June 16, 2010
Blacksmith Institute (BI) has a specific mission to address the world's worst polluted places. Legacy and on-going pollution, particularly in the developing world, result in death, reduced life expectancy, and an inability to work and provide support for families. As a 30-year environmental consultant, this was an area that I had always wanted to be involved with. I just did not know how. I responded to a notice in a professional society newsletter and went to NYC to meet the founder of BI, Richard Fuller. I was full of excitement after spending time with this charismatic visionary. I have helped BI ever since by being a member of the Technical Advisory Board. I have been blessed to travel to Mexico to work with the government and an NGO to remediate lead-contaminated workshops and encourage the switch to the use of lead-free glazes in the ceramics. I have also been to Senegal to assess and remediate lead-contaminated soil in a community where at least 18 infants died from lead poisoning. The source of the contamination was the improper "recycling" of used lead-acid batteries, an epidemic throughout the developing world. When I consider what I have been directly involved with in the past year, I can hardly believe it. This is one of few great NGOs that actually spend donor money on direct community-based results that save lives and provide alternatives to adverse environmental practices. I volunteer my time, donate money and provide technical expertise and support.

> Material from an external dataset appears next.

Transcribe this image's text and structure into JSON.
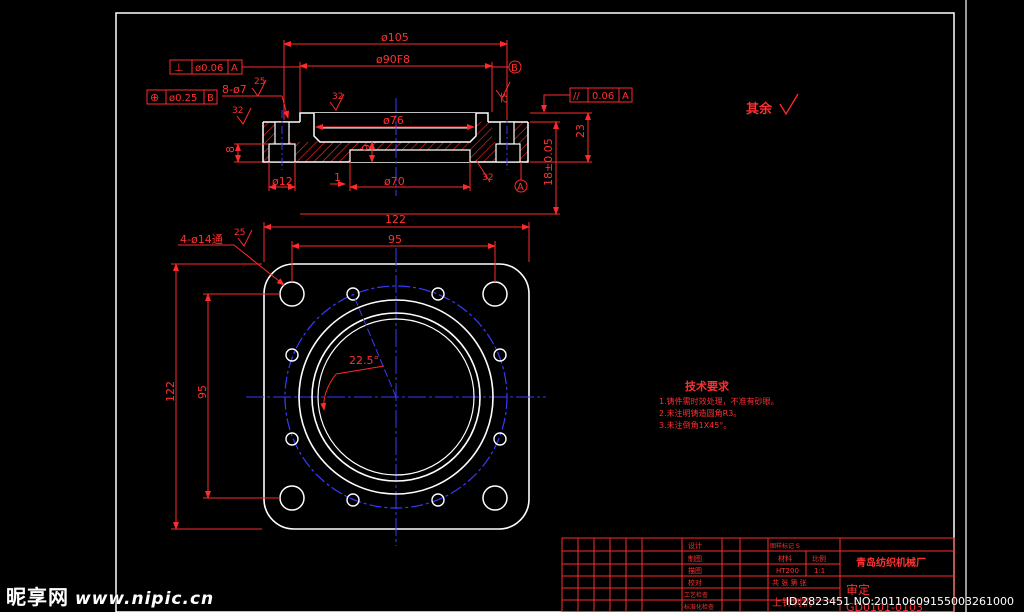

I've personally experienced the results of this organization in...
Mexico and Senegal. I am also aware of the remaining BI projects and success stories throughout the world.
When was your last experience with this nonprofit?
MY ROLE:Volunteer & Assessment and remediation of lead contamination in Mexico and Senegal that had resulted in multiple deaths and adverse health impacts to children and adults. Review from Guidestar